Extracted records
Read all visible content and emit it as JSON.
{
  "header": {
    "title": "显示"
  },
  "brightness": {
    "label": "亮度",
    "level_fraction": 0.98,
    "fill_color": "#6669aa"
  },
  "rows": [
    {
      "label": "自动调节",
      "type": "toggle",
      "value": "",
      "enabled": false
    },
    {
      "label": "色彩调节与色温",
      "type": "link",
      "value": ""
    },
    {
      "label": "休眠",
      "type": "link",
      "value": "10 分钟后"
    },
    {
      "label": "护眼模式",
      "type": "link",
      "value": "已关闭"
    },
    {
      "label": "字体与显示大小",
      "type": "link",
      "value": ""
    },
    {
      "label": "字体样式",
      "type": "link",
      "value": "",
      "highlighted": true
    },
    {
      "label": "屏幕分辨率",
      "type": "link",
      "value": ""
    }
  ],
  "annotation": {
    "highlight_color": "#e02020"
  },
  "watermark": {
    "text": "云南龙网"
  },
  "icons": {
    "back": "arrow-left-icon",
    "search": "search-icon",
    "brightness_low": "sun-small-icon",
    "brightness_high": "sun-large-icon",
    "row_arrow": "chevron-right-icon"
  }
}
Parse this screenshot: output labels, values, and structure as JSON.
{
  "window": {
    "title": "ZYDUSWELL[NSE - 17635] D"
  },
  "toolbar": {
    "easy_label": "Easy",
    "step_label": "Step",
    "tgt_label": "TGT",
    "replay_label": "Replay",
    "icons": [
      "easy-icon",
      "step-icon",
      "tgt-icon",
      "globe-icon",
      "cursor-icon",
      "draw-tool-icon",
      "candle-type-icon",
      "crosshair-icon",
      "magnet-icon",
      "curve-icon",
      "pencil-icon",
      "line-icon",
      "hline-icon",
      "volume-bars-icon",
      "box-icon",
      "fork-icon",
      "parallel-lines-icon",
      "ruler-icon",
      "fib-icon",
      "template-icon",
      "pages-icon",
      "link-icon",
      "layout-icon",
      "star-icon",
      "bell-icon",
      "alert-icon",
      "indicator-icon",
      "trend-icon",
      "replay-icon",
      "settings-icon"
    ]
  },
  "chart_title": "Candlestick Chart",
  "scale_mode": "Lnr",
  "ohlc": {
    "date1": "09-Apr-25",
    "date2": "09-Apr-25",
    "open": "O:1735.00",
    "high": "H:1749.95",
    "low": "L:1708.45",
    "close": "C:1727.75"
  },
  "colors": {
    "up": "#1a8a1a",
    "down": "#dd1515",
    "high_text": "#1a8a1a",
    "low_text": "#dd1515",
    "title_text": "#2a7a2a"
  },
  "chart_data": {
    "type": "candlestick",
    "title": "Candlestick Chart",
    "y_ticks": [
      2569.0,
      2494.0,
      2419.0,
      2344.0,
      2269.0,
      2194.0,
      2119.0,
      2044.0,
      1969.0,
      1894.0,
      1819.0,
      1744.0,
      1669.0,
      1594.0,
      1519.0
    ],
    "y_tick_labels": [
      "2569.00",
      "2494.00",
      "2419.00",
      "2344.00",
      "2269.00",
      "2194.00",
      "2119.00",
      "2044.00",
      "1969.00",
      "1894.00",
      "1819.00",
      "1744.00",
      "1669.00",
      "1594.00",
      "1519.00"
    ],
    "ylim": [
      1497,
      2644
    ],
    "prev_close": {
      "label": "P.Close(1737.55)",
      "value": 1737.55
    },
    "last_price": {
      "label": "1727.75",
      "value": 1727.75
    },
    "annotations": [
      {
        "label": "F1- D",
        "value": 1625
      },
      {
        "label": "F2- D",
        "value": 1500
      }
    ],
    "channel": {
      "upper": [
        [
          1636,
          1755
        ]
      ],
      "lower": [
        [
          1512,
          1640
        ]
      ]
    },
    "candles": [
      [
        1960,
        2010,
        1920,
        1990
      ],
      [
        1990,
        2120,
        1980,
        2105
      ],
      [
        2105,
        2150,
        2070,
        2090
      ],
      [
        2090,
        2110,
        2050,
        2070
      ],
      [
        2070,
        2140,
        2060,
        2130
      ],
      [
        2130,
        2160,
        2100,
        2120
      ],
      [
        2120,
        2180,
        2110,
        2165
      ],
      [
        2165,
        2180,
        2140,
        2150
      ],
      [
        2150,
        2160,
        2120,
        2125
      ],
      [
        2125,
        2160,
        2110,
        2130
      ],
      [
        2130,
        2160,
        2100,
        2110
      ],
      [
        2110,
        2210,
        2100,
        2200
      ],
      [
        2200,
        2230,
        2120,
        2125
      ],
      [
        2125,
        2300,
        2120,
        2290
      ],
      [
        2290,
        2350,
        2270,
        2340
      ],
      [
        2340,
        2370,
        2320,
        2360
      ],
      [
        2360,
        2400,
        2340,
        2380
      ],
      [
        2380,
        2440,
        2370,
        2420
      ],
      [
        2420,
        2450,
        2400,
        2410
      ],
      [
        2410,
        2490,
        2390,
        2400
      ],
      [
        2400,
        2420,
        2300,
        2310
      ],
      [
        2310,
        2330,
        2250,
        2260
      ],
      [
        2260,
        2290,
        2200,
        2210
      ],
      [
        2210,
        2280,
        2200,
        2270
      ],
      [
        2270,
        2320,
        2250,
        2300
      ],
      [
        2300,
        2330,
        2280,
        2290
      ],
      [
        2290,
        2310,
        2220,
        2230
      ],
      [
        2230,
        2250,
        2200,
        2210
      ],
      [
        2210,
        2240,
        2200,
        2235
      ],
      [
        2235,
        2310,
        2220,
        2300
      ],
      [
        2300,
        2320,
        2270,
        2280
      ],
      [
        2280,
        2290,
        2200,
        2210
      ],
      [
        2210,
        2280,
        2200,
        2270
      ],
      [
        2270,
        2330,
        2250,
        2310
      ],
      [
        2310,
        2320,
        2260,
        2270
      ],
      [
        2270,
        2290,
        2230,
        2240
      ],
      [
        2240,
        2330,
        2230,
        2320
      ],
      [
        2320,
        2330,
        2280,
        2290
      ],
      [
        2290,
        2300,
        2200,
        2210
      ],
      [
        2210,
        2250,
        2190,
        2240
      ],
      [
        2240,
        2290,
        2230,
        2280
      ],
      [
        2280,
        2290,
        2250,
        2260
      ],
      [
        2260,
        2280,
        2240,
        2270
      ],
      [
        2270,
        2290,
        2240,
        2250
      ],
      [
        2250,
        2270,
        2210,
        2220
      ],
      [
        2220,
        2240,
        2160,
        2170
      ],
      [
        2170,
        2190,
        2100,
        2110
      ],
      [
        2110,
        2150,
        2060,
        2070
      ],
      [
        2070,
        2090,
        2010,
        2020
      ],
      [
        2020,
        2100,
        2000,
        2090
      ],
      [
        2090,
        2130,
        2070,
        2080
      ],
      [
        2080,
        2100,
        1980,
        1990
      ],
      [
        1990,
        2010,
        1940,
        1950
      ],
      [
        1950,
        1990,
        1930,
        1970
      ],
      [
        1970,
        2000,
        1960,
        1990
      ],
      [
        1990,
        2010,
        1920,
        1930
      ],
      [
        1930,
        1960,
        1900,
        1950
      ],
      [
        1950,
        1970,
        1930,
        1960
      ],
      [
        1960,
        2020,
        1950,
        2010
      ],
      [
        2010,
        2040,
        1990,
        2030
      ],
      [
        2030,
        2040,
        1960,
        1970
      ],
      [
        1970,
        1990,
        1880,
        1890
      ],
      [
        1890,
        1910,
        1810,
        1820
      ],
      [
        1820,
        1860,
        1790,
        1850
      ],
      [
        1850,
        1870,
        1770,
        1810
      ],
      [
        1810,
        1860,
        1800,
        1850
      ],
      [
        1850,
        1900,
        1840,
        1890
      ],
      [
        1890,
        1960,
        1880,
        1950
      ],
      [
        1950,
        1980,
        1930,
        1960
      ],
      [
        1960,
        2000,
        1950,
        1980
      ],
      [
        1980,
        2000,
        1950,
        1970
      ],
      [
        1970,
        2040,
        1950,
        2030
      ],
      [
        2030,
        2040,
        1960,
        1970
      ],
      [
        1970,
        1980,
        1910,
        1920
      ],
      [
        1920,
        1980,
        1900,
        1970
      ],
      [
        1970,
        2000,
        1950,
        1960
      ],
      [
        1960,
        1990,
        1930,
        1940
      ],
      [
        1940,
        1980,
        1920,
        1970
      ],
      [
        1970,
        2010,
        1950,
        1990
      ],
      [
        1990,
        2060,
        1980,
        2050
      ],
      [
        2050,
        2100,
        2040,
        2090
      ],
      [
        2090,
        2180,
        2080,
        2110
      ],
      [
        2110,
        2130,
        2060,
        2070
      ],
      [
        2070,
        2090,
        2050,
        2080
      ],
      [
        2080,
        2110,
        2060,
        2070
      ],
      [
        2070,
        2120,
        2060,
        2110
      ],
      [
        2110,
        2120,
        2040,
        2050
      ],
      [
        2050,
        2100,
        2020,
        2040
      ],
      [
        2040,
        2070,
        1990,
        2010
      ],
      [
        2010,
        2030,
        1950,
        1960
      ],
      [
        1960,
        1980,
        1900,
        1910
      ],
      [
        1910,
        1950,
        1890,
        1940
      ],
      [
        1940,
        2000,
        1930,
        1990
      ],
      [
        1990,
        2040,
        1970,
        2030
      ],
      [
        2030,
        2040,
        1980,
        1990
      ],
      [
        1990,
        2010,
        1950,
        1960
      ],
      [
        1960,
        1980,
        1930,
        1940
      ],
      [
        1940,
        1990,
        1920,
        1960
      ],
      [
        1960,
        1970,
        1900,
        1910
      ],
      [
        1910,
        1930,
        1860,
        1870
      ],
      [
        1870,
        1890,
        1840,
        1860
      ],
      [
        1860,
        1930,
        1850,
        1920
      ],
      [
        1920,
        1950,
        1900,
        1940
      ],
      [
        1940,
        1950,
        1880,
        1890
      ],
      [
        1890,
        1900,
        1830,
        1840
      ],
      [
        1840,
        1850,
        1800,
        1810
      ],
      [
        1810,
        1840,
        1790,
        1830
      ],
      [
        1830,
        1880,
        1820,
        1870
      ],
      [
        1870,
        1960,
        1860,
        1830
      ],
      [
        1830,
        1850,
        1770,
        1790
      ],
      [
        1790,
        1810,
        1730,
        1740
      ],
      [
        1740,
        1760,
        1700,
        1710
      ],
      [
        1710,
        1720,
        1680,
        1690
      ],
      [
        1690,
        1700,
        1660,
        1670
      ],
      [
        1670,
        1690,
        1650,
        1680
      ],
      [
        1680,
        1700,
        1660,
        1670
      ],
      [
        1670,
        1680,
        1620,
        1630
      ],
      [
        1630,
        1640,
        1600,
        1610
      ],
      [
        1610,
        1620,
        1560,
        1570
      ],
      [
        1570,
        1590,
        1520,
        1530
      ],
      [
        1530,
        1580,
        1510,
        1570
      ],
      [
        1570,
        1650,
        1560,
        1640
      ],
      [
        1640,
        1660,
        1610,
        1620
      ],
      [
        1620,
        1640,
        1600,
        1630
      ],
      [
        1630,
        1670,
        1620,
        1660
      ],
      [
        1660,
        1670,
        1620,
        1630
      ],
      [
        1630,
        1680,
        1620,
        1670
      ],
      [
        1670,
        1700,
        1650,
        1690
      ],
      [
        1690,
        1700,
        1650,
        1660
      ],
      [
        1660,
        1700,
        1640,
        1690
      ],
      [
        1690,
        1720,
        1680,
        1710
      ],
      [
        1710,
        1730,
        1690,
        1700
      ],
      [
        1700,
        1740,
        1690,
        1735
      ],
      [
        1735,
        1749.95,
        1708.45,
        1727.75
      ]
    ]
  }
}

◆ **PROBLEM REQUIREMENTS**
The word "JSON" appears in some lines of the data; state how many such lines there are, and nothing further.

◆ **PROBLEM SOLUTION**
2